"It will be an electric atmosphere because it’s the last game," Howland said. "We want our guys to be excited. This is what you play for, to play against a great team like Arizona."

The last time these teams met, Arizona cruised past UCLA, 85-74. In that game UCLA's Reeves Nelson made 10 of 12 shots and Malcom Lee made six of 12, but the remainder of the Bruins combined to go eight-for-34 (23.5 percent) from the field.

Tyler Honeycutt was 1-for-8 and Lazeric Jones was 0-for-7 and scored no points.

"It's going to be the most important game of the season, especially because we know how much better we could have played the first time we played them," Honeycutt said. "Everybody shot horribly and we still weren't that far out of the game. We don't want to let ourselves down or our fans so we're going to give it all we got, especially playing for the Pac-10 title right now."

Jones acknowledged that he was a little too excited to play against Arizona's Jesse Perry -- Jones' teammate at John A. Logan College last season.

"I feel like I’ll be more calm before the game," Jones said. "I feel like if I’m too up or too high then I might not do as well. So right now I’m trying to stay even with that."

Of bigger concern for UCLA will be trying to contain Derrick Williams, who is second in the conference is scoring at 19.3 points per game and is fifth with 8.2 rebounds per game. Williams, a 6-8 forward, also is also shooting 62.8 percent (27 of 43) on three-point attempts.

"That is stunning," Howland said. "As good as he is athletically. There’s really no easy answer to solving him."

Williams also leads the country in free-throw attempts and had 22 points, including several highlight-reel dunks on Jan. 27 against UCLA.

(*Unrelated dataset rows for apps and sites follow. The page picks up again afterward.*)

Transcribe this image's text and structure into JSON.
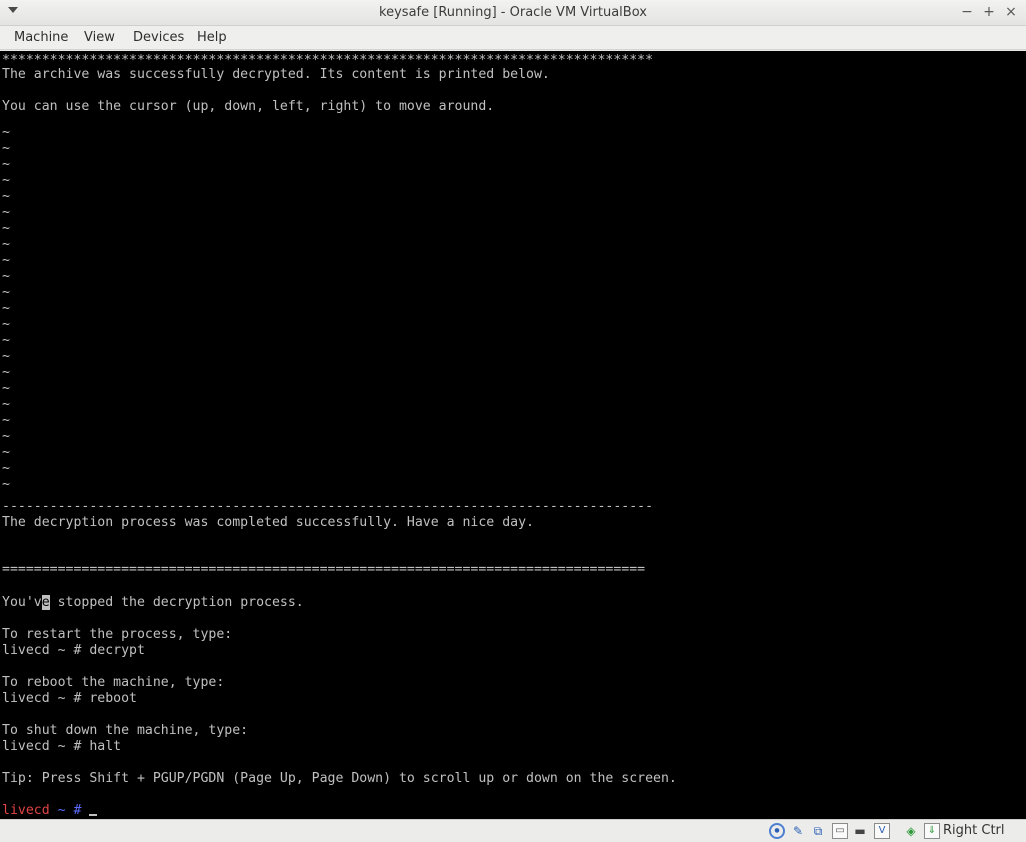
{
  "window": {
    "title": "keysafe [Running] - Oracle VM VirtualBox",
    "minimize_glyph": "−",
    "maximize_glyph": "+",
    "close_glyph": "×"
  },
  "menubar": {
    "machine": "Machine",
    "view": "View",
    "devices": "Devices",
    "help": "Help"
  },
  "terminal": {
    "star_rule": "**********************************************************************************",
    "archive_msg": "The archive was successfully decrypted. Its content is printed below.",
    "cursor_msg": "You can use the cursor (up, down, left, right) to move around.",
    "tilde": "~",
    "dash_rule": "----------------------------------------------------------------------------------",
    "completed_msg": "The decryption process was completed successfully. Have a nice day.",
    "equals_rule": "=================================================================================",
    "stopped_msg_a": "You'v",
    "stopped_msg_cursor": "e",
    "stopped_msg_b": " stopped the decryption process.",
    "restart_msg": "To restart the process, type:",
    "restart_cmd": "livecd ~ # decrypt",
    "reboot_msg": "To reboot the machine, type:",
    "reboot_cmd": "livecd ~ # reboot",
    "shutdown_msg": "To shut down the machine, type:",
    "shutdown_cmd": "livecd ~ # halt",
    "tip": "Tip: Press Shift + PGUP/PGDN (Page Up, Page Down) to scroll up or down on the screen.",
    "prompt_host": "livecd",
    "prompt_path": " ~ # "
  },
  "statusbar": {
    "icons": [
      "optical-drive-icon",
      "usb-icon",
      "network-icon",
      "shared-folders-icon",
      "display-icon",
      "video-capture-icon",
      "virtualization-icon",
      "mouse-integration-icon"
    ],
    "host_key": "Right Ctrl"
  }
}
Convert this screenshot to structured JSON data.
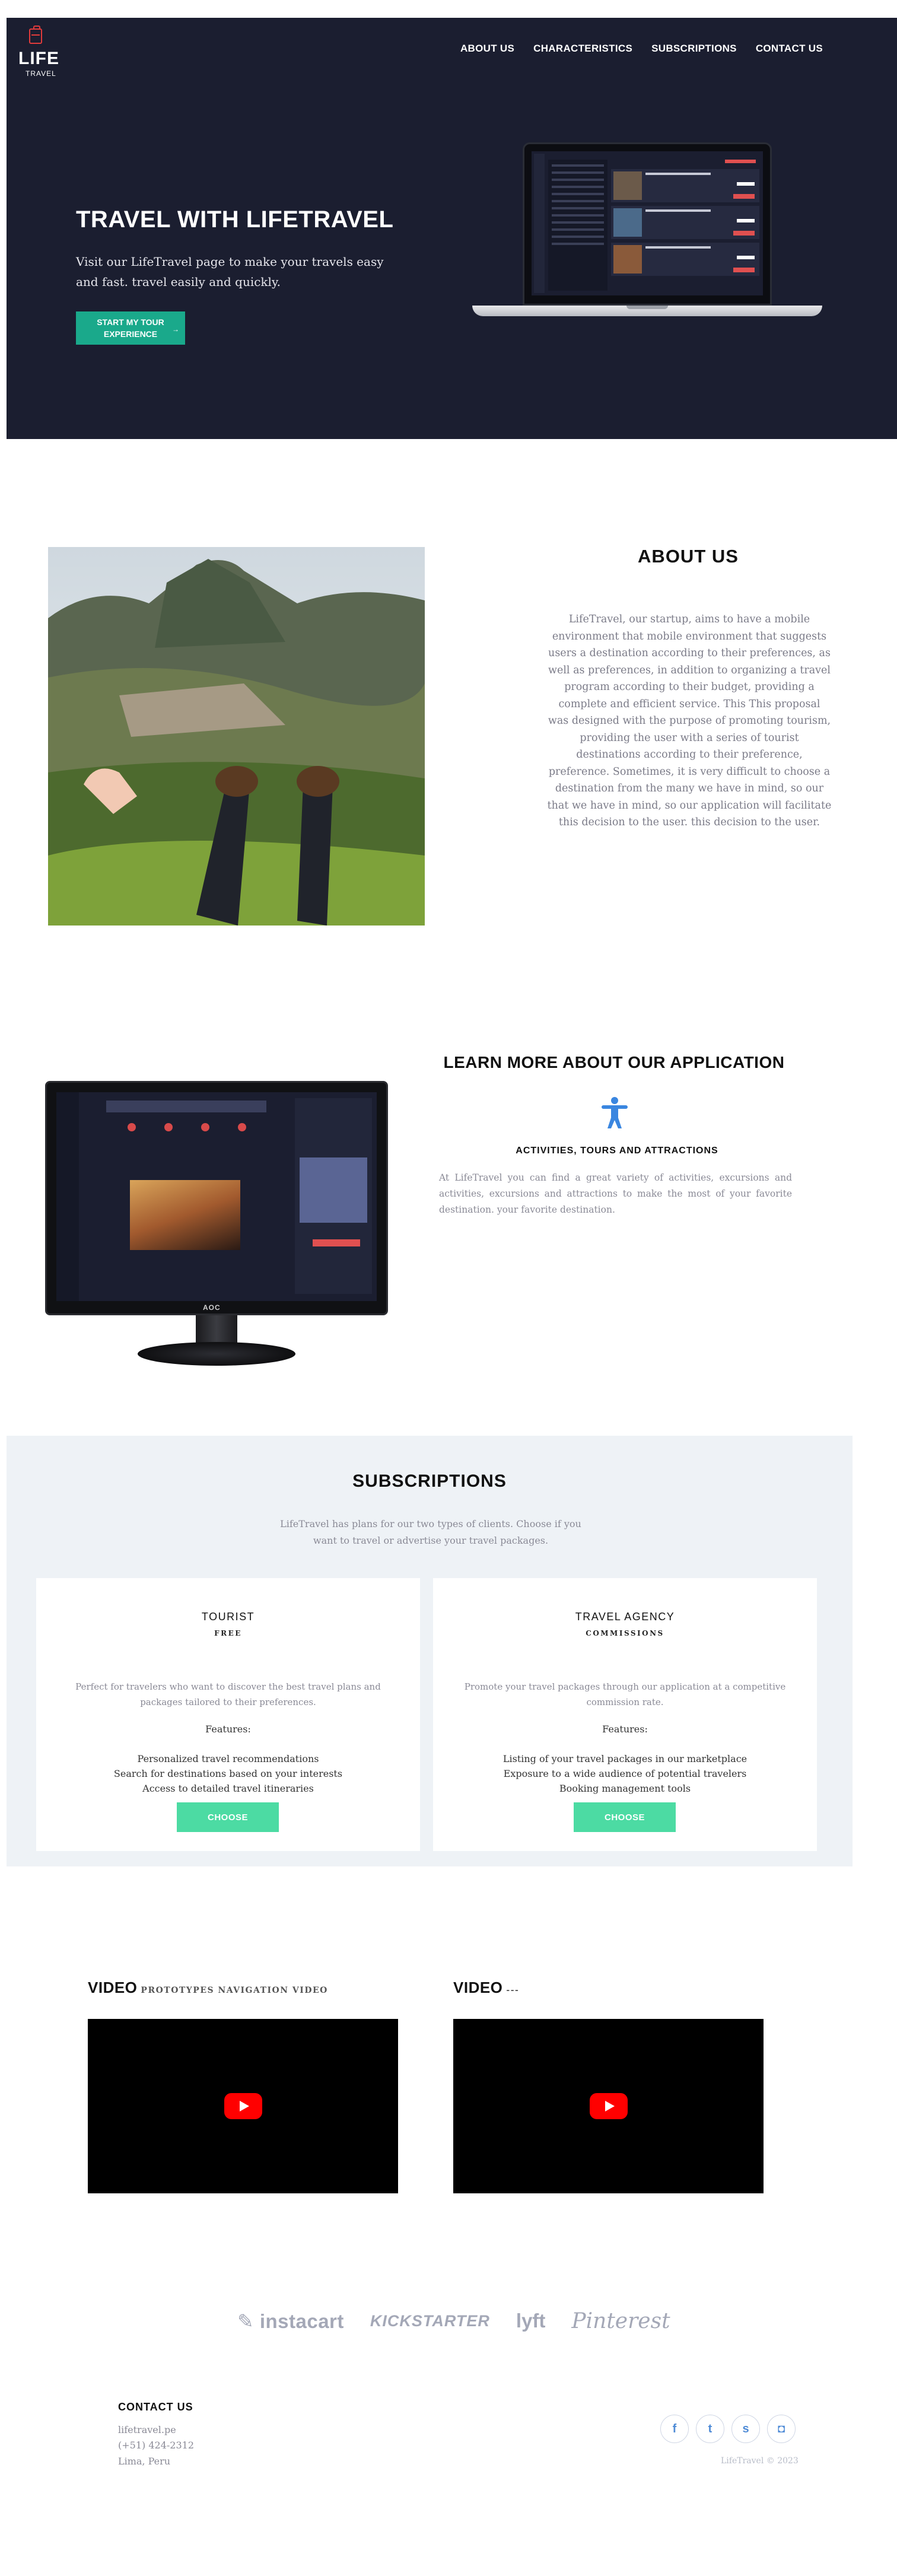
{
  "brand": {
    "name": "LIFE",
    "tagline": "TRAVEL"
  },
  "nav": [
    "ABOUT US",
    "CHARACTERISTICS",
    "SUBSCRIPTIONS",
    "CONTACT US"
  ],
  "hero": {
    "title": "TRAVEL WITH LIFETRAVEL",
    "subtitle": "Visit our LifeTravel page to make your travels easy and fast. travel easily and quickly.",
    "cta": "START MY TOUR EXPERIENCE",
    "cta_arrow": "→"
  },
  "about": {
    "title": "ABOUT US",
    "text": "LifeTravel, our startup, aims to have a mobile environment that mobile environment that suggests users a destination according to their preferences, as well as preferences, in addition to organizing a travel program according to their budget, providing a complete and efficient service. This This proposal was designed with the purpose of promoting tourism, providing the user with a series of tourist destinations according to their preference, preference. Sometimes, it is very difficult to choose a destination from the many we have in mind, so our that we have in mind, so our application will facilitate this decision to the user. this decision to the user."
  },
  "learn": {
    "title": "LEARN MORE ABOUT OUR APPLICATION",
    "icon": "accessibility-person-icon",
    "subtitle": "ACTIVITIES, TOURS AND ATTRACTIONS",
    "text": "At LifeTravel you can find a great variety of activities, excursions and activities, excursions and attractions to make the most of your favorite destination. your favorite destination."
  },
  "subscriptions": {
    "title": "SUBSCRIPTIONS",
    "text": "LifeTravel has plans for our two types of clients. Choose if you want to travel or advertise your travel packages.",
    "plans": [
      {
        "name": "TOURIST",
        "kind": "FREE",
        "description": "Perfect for travelers who want to discover the best travel plans and packages tailored to their preferences.",
        "features_label": "Features:",
        "features": [
          "Personalized travel recommendations",
          "Search for destinations based on your interests",
          "Access to detailed travel itineraries"
        ],
        "button": "CHOOSE"
      },
      {
        "name": "TRAVEL AGENCY",
        "kind": "COMMISSIONS",
        "description": "Promote your travel packages through our application at a competitive commission rate.",
        "features_label": "Features:",
        "features": [
          "Listing of your travel packages in our marketplace",
          "Exposure to a wide audience of potential travelers",
          "Booking management tools"
        ],
        "button": "CHOOSE"
      }
    ]
  },
  "videos": [
    {
      "title": "VIDEO",
      "subtitle": "PROTOTYPES NAVIGATION VIDEO"
    },
    {
      "title": "VIDEO",
      "subtitle": "---"
    }
  ],
  "partner_logos": [
    "instacart",
    "KICKSTARTER",
    "lyft",
    "Pinterest"
  ],
  "footer": {
    "contact_title": "CONTACT US",
    "lines": [
      "lifetravel.pe",
      "(+51) 424-2312",
      "Lima, Peru"
    ],
    "social": [
      "facebook-icon",
      "twitter-icon",
      "snapchat-icon",
      "instagram-icon"
    ],
    "social_glyphs": [
      "f",
      "t",
      "s",
      "◘"
    ],
    "copyright": "LifeTravel © 2023"
  }
}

"He’s just a great all-around player," Howland said. "He can shoot threes, he can get to the basket. He’s got a great game in transition."

The Wildcats can clinch at least a tie for the conference title with a victory and they figure to have a little extra anger after a 65-57 loss at USC on Thursday night ended their eight-game win streak. Arizona, shooting 47.5 percent for the season, shot only 35.8 percent against USC.

"They really have an outstanding team that’s hard to scheme for because they have all these components to be really good," Howland said.

The circumstances surrounding the game -- UCLA is planning a "Blue Out" and video tributes to Pauley Pavilion -- figure to give the Bruins an extra edge in home-court advantage. But Lee warned that the Bruins can't get caught up in the emotion of the situation.

"We can't come out over hyped because sometimes that could come back and bite us in the butt," he said.

Still, when it's Arizona vs UCLA playing the last game in the old Pauley Pavilion with Pac-10 title implications on the line, it's hard not to realize what a big deal it is.

"Coach always says that the next game we're going to play is the most important game of the season and this is definitely the case with this game," Nelson said. "Arizona is a great team and we have a chance to be tied for first. ... I think everybody on the team knows how important it is and I'll be very focused."